Ian’s father, Anson, and his two younger brothers, 2-year-old Mason and 4-week-old Tanner, who slept through the whole thing, were also at the egg hunt.
Nearby, 4-year-old Avery Hunt and his 2-year-old brother, Addison, seemed pleased with their collection of eggs and candy.
“This is the first time they’ve ever been on a hunt,” said their mother, Sibyl.
It didn’t take long for all of the eggs and candy to end up in buckets and baskets. All around, children and parents were excitedly opening plastic eggs to see what was inside.
Most had candy, but Brittney Mills found two bracelets, and she wasn’t even through opening her eggs.

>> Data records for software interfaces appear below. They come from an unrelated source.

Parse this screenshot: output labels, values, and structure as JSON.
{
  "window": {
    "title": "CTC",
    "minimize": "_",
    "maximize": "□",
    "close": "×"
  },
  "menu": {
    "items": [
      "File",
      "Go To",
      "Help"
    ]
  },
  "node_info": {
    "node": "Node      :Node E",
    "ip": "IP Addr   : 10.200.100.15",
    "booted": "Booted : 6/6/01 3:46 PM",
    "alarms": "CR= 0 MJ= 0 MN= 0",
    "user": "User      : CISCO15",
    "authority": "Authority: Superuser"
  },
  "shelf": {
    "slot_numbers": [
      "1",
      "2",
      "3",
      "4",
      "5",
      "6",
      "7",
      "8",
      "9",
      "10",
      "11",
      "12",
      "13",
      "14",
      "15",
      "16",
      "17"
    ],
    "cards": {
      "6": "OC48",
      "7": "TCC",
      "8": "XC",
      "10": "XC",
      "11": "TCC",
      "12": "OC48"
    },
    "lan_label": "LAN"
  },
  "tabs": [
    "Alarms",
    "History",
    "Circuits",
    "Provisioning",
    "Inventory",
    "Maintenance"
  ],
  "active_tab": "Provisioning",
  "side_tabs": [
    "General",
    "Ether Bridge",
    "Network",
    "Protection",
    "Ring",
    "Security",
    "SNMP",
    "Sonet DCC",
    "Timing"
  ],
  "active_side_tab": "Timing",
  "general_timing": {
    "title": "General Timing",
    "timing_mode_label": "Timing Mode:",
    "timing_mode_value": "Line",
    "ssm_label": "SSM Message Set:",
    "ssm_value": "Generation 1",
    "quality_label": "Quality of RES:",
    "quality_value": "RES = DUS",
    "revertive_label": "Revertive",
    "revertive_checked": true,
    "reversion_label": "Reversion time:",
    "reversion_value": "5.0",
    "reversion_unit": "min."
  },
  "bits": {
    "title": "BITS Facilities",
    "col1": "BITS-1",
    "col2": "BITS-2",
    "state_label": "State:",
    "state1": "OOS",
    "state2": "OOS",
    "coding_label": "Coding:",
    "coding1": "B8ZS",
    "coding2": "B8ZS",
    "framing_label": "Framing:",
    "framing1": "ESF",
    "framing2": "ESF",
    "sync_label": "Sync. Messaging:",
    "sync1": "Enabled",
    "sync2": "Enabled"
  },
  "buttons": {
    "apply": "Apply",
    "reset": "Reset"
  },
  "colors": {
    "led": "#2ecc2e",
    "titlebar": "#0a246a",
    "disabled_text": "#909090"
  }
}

Ashley Lisenby and her 2-year-old son, Samuel, sat down on a picnic table to go through his eggs. This was also Samuel’s first egg hunt, and he fared quite well.
Over by the concession stand, 6-year-old Charlie Durham and 7-year-old Graison McCorkle posed for a photograph with the Easter Bunny. Charlie held a stuffed bunny he won in the hunt.
Eighteen-month-old Cole Wallace seemed quite proud of the collection of “balls” in his football-shaped Easter bucket. His parents, Heather and Jeremiah, said he called all the eggs “balls.”
Though this was his first egg hunt, Cole was ready to go. “He kept trying to get across the line before it started,” his father said.
Cole’s days as an only child are about to end. The Wallaces said his younger brother is due in August.
Craig Farmer, who supervises Ellis Park for the Rowan County Parks and Recreation Department, said the annual egg hunt is usually held on Easter Monday, but they had to break tradition and hold it earlier this year as students in the Rowan-Salisbury School System start back to school Monday after a four-day spring break.
“I was concerned about all the rain we had last night, but everything went off great,” he said.
Farmer said about 150 children participated in the annual hunt, which is co-sponsored by the Franklin-Ellis Lions Club and Rowan Parks and Recreation. Several hundred plastic eggs filled with candy and prizes were spread out for children to pick up along with 12,960 candy eggs.
The Ellis Park annual egg hunt has been held for about 25 years.
Contact Kathy Chaffin at 704-797-4249.